LeGarrette Blount is fresh off of his third Super Bowl title and second in two years with two different teams. 

It sounds like he doesn't really want to go to a third team in three years. 

Blount, 31, played on a one-year deal worth around $1.25 million with the Eagles in 2017, but is set to become an unrestricted free agent when the new league year starts on March 14. He made it pretty clear on Sunday that he wouldn't mind coming back to Philly for another run. 

"It's early so we'll see," Blount said on NFL Network. 

"Obviously I like it a lot there. They like me a lot there. It's a mutual respect and a mutual agreement thing about how we feel about each other. Obviously, you guys know how I feel about the team, the guys; I love those guys. 

"I can't say enough about Duce (Staley), just for the simple fact for how well I was coached there and how good he helped me understand things. I feel like Duce is one of the best running back coaches, one of the best coaches I've ever had in my entire life. I obviously want to be a part of that for a while, so we'll see how it goes."

Blount began the year as the Eagles' top running back, but lost some of his role once the team traded for former Pro Bowler Jay Ajayi. But Blount still played a significant role in the Eagles' run to winning Super Bowl LII. 

During the season, he was the team's top rusher with 173 carries for 766 yards and two touchdowns. But then in Super Bowl LII, he had 14 carries for 90 yards and a touchdown, helping the Eagles to a 41-33 win over his former team, the Patriots. 

The Eagles are going to bring back Ajayi and second-year player Corey Clement. After that, things get murky. Blount and Darren Sproles (coming off injury) are both set to become free agents. 

Blount wasn't shy about his love for the Eagles during his interview on Sunday. He cited trust and how they handled the Ajayi trade with him as big reasons why. 

"They talked to me throughout the process of it happening," Blount said. "They were like, 'we're trading for Jay Ajayi, we just want to let you know.' Like I said, that's obviously another big thing for me, the honesty in that building and how open they are and how they don't keep any kind of secrets for you. They just tell you how it is. It's a big respect thing. Duce was the first person to reach out the me and be like, 'hey, we traded for Jay Ajayi. I just want to let you know.' Again, man, that's why it's a place that I love and I hope to stay there." 
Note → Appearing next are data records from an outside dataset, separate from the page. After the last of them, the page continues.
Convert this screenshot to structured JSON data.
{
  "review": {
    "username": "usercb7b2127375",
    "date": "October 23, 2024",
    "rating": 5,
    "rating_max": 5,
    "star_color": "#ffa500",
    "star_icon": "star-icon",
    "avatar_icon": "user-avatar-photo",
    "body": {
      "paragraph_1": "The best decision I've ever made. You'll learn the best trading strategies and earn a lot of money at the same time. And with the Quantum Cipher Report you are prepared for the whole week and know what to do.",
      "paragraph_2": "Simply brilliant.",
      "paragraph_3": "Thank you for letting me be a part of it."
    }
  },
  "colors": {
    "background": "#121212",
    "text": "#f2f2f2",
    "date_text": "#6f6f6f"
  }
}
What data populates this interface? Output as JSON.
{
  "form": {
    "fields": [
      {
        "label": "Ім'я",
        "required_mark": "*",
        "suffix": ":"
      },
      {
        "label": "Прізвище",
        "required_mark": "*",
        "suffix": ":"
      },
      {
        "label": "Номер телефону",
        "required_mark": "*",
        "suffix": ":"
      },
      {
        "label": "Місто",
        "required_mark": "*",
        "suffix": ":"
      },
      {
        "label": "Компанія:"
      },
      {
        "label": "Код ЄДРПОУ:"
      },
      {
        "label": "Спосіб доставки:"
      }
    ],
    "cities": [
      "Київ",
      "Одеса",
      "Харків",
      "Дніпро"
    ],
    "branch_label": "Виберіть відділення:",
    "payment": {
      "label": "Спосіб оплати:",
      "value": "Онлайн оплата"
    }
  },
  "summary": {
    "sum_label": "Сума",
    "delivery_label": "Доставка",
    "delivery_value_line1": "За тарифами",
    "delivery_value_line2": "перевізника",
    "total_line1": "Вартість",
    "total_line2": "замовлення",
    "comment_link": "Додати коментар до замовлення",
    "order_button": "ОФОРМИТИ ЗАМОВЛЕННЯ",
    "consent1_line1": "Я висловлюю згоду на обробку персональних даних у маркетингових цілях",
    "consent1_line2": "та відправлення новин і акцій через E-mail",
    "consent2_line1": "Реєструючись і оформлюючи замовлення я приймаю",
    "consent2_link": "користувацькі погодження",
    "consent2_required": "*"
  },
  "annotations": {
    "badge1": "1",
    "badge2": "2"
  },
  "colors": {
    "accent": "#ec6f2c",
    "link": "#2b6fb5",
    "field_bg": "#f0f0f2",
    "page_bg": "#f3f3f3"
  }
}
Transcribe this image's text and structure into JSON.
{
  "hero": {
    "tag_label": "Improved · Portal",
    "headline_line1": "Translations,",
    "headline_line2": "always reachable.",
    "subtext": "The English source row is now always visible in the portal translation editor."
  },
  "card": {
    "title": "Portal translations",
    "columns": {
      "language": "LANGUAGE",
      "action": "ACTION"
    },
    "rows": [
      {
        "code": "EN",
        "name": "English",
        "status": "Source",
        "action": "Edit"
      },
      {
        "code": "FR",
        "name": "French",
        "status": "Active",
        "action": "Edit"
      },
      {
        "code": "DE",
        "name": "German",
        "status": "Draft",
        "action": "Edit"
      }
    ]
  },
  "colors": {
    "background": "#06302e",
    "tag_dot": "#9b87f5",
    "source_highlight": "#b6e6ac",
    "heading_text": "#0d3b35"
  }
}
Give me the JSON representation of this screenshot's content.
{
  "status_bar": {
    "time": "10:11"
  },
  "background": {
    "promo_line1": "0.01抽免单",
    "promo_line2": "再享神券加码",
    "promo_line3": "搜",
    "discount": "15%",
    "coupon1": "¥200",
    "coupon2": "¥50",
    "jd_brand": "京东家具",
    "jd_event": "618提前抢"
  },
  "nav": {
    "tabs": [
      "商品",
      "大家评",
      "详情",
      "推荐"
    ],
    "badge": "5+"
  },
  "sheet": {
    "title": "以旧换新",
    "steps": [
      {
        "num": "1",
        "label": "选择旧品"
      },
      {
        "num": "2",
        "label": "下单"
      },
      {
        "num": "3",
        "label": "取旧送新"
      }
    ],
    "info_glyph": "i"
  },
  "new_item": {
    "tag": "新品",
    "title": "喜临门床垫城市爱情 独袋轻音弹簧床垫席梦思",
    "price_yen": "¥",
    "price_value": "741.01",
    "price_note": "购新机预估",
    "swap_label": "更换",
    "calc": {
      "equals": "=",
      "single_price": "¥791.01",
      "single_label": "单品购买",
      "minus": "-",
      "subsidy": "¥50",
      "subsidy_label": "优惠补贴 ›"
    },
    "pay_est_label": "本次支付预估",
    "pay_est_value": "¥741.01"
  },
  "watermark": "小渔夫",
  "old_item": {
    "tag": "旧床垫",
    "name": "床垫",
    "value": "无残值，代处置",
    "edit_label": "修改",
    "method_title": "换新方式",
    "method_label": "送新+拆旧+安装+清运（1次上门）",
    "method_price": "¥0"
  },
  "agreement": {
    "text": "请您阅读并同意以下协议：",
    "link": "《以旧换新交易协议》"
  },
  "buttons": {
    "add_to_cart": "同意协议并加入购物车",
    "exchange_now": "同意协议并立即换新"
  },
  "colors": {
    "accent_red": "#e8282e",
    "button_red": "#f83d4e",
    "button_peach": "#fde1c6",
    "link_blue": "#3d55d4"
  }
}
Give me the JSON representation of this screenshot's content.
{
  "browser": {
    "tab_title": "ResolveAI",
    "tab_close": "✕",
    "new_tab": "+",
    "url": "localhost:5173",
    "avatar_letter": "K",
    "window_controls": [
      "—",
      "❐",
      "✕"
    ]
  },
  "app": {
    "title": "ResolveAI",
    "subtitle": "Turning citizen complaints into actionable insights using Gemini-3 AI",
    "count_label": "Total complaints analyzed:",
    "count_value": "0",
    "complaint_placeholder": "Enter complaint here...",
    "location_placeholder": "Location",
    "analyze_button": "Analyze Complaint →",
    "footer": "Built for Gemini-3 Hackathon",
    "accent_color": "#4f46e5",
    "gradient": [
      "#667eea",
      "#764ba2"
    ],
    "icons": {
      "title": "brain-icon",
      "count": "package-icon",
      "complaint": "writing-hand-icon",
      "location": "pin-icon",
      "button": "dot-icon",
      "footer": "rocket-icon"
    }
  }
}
Late in the six-and-a-half minute video, the crew brought out Clement while Blount was answering a question about the rookie. Blount laughed during the middle of his answer, but then got back on track and praised Clement. The two became very close during the 2017 season. 

After Blount's answer, Clement got to chat with his teammate and said getting to work with Blount was a "tremendous opportunity" and would clearly like to keep the core group together in the running back room next season. 

Obviously, it's not up to Clement, but Blount will play a big role and we already know what he thinks of the Eagles.